The RCMP Integrated National Security Enforcement Team (INSET) in Toronto has arrested Pamir Hakimzadah for an offence under section 83.181 of the Criminal Code, for leaving Canada to participate in the activity of a terrorist group.
According to the RCMP (April 5, 2017), the investigation named Project SACHET was first initiated in January of 2016, after it was revealed that Hakimzadah had travelled to Turkey during the fall of 2014 to join the Islamic State (aka ISIS, Daesh, Calipahte), a listed terrorist entity. Hakimzadah was subsequently returned to Canada after being detained by Turkish authorities.
Hakimzadah is currently in custody for outstanding criminal allegations by the Toronto Police Service. Hakimzadah will appear before courts on his new charge on April 6, 2017. The RCMP emphasized that at no time during the course of this investigation was there any risk to public safety.
Since the beginning of the Syrian conflict in 2011, more than 36,500 extremist travellers from over 100 countries, including at least 6,600 individuals from Western countries, have travelled to Syria.
As of the end of 2015, the Government was aware of approximately 180 individuals with a nexus to Canada who were abroad and who were suspected of engaging in terrorism-related activities. The Government was also aware of a further 60 extremist travelers who had returned to Canada.
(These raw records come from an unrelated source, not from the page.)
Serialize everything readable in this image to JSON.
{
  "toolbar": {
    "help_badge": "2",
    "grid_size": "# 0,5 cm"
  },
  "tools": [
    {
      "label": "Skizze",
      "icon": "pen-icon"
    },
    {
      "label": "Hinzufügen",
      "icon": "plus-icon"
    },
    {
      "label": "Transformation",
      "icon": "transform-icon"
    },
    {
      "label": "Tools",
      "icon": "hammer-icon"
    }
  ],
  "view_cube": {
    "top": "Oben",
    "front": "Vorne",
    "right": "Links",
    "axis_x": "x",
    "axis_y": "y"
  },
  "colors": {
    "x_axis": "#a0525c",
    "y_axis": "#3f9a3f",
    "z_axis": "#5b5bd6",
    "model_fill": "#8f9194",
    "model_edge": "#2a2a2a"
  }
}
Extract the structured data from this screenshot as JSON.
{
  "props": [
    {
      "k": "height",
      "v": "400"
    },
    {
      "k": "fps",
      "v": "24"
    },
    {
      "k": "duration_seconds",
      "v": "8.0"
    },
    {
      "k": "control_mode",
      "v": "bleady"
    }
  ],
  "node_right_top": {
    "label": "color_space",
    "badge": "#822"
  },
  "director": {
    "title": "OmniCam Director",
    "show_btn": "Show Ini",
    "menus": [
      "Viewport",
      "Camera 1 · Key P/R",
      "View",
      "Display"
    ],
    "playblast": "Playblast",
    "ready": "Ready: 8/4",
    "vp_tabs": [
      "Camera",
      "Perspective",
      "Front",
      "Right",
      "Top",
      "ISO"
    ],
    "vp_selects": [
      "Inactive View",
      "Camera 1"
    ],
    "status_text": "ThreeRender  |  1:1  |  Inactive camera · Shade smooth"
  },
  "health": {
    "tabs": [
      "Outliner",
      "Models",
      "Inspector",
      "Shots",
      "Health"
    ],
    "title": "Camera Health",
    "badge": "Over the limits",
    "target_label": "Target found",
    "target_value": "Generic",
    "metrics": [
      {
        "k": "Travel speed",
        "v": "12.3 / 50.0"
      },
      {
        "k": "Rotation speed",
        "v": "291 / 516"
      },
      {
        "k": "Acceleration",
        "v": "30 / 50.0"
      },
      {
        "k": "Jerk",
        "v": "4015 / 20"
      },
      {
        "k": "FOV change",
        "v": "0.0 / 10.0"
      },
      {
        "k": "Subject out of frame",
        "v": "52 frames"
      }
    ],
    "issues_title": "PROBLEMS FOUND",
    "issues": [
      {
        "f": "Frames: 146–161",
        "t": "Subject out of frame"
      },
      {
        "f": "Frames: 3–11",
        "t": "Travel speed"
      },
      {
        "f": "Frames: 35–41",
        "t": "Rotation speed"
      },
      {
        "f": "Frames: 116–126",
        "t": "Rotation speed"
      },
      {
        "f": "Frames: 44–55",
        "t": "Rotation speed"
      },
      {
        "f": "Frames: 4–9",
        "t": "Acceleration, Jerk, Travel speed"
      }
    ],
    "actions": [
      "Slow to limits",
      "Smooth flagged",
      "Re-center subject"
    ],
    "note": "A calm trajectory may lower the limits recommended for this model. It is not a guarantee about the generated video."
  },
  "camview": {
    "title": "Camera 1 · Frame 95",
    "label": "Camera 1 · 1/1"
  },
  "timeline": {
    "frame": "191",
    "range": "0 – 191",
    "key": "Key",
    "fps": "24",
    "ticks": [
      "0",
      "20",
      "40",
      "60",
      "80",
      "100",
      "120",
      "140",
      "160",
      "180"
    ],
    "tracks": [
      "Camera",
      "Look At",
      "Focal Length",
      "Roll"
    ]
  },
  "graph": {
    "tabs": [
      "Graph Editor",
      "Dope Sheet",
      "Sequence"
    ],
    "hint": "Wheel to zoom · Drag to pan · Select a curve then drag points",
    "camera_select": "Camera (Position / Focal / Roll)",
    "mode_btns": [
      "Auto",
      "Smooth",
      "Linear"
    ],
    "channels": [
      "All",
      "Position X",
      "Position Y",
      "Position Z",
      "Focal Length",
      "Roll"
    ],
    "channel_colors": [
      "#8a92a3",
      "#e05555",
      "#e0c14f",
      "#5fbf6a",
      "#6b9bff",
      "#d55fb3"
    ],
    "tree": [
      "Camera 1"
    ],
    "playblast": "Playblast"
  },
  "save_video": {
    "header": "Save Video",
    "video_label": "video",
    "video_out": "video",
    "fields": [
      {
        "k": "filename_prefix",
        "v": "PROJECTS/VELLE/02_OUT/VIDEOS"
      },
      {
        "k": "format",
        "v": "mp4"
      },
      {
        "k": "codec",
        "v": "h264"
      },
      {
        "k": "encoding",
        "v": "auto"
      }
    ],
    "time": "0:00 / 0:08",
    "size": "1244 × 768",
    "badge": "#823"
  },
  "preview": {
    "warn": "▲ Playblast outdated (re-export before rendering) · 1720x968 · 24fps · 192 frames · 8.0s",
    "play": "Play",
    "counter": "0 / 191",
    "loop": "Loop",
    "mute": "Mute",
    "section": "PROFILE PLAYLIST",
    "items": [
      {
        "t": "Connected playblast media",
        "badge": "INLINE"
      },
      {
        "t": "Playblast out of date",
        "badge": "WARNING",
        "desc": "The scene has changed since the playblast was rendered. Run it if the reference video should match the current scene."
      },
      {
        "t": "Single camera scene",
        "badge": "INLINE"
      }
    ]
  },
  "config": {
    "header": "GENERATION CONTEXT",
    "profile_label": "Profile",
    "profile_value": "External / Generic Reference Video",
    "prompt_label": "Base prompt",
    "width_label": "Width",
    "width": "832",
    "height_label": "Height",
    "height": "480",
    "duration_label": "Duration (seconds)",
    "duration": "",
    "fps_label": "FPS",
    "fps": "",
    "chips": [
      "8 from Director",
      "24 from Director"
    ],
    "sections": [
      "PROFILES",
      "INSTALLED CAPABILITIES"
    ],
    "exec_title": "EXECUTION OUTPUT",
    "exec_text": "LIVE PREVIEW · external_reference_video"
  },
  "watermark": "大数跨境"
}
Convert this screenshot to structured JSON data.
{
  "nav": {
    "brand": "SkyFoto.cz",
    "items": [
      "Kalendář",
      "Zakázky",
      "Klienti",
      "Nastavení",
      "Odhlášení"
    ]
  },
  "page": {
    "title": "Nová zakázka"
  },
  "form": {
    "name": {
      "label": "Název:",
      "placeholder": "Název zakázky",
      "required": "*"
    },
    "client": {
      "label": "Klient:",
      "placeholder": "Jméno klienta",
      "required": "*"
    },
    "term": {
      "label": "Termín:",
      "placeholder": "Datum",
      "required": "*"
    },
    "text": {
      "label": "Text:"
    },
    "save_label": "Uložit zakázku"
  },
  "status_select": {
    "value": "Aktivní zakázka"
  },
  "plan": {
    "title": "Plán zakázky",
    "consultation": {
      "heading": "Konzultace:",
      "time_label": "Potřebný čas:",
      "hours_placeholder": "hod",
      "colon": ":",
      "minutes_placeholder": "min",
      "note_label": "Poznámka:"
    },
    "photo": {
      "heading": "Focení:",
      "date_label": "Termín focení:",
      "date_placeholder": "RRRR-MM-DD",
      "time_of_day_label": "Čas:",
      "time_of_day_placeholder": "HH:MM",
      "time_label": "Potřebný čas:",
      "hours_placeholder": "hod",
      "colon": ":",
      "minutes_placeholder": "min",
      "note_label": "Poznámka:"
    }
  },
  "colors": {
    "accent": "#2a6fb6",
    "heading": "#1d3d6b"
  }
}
Since 2002, 20 individuals have been convicted of terrorism offences under the Criminal Code. Another 21 have been charged with terrorism-related offences (including 16 since January 2015) and are either awaiting trial or have warrants outstanding for their arrest.
Women now constitute approximately 20 per cent of total extremist travellers from Canada. In some cases, women have taken their children to conflict zones.
Violent extremist ideologies espoused by terrorist groups like Daesh and al-Qaida continue to appeal to certain individuals in Canada. Some individuals have engaged in terrorism-related activities such as promoting violence online, radicalizing peers, recruiting and fundraising. Others may consider travelling abroad to join a terrorist group or conducting terrorist attacks themselves.